──────── Exercise data ────────

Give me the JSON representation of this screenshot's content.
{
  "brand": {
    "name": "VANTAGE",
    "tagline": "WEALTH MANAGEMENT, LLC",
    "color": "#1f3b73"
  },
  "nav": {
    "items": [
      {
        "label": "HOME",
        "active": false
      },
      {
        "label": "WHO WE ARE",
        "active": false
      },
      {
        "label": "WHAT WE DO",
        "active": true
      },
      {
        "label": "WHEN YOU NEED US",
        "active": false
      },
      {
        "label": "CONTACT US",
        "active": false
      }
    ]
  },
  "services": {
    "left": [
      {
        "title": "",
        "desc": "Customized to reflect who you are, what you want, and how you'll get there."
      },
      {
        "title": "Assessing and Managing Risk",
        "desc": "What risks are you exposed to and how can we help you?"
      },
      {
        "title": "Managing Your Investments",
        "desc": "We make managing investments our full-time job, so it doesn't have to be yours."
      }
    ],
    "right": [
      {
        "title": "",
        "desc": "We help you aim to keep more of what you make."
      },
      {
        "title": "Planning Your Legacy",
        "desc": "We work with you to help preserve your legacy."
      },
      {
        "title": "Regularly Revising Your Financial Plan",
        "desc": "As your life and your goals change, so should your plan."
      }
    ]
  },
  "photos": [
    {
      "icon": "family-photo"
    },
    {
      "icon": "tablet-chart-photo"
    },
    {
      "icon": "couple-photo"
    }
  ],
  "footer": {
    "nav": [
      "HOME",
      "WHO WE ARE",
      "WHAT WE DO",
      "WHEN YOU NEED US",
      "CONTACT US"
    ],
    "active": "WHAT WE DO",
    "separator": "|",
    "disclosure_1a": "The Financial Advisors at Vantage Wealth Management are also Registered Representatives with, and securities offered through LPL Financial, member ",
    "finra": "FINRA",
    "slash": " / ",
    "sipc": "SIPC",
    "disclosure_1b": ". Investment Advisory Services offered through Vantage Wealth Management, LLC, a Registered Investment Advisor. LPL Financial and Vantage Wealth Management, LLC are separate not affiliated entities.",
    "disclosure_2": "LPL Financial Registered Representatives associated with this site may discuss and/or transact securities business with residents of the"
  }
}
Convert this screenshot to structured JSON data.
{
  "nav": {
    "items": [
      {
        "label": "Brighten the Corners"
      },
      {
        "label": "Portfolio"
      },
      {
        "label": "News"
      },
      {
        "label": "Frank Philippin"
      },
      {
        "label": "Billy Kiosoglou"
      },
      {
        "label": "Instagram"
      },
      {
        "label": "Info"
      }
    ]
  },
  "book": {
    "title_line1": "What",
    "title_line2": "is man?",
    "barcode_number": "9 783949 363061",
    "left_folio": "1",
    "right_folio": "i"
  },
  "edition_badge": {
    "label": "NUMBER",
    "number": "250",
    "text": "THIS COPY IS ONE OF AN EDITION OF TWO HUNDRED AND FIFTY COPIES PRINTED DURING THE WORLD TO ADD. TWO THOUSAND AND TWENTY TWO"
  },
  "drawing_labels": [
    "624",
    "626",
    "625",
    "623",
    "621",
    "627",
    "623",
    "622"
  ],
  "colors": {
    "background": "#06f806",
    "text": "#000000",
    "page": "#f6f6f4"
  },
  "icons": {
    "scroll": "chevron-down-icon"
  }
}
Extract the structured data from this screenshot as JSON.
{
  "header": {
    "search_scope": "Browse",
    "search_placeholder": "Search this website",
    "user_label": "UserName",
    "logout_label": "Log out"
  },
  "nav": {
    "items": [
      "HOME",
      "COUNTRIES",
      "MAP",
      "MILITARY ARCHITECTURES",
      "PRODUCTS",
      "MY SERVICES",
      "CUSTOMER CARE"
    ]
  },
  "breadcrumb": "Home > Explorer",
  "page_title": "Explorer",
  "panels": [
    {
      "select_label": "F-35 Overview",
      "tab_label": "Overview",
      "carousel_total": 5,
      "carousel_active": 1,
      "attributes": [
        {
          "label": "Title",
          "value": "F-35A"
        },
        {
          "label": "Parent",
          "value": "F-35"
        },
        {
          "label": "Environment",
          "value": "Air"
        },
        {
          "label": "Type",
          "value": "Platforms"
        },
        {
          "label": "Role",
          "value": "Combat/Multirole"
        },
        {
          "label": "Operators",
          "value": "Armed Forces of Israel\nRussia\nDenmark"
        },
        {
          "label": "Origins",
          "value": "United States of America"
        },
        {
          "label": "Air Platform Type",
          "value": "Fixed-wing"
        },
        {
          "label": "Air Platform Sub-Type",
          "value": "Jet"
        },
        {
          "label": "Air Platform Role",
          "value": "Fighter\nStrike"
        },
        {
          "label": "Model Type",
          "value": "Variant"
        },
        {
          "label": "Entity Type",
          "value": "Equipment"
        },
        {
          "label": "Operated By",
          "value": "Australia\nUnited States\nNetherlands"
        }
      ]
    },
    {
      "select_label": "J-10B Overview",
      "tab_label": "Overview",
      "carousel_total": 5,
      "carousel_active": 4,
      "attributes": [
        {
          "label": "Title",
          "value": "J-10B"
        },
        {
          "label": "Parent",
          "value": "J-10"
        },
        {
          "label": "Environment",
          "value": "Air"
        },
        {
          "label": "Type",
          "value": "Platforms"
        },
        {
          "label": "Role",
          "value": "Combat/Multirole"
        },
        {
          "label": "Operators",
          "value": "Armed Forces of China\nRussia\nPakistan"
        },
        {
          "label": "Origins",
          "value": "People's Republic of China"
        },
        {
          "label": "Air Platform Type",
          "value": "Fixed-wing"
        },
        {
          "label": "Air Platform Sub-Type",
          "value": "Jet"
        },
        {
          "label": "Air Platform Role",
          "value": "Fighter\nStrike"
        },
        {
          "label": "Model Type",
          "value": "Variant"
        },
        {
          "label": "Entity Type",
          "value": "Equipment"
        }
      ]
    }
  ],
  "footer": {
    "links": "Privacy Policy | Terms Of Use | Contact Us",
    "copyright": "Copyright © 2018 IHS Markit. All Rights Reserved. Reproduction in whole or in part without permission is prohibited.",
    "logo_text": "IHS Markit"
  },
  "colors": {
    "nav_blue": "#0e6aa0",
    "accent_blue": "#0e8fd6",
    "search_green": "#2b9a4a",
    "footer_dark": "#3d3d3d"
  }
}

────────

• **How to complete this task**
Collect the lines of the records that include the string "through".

• **Answer to the exercise**
    "disclosure_1a": "The Financial Advisors at Vantage Wealth Management are also Registered Representatives with, and securities offered through LPL Financial, member ",
    "disclosure_1b": ". Investment Advisory Services offered through Vantage Wealth Management, LLC, a Registered Investment Advisor. LPL Financial and Vantage Wealth Management, LLC are separate not affiliated entities.",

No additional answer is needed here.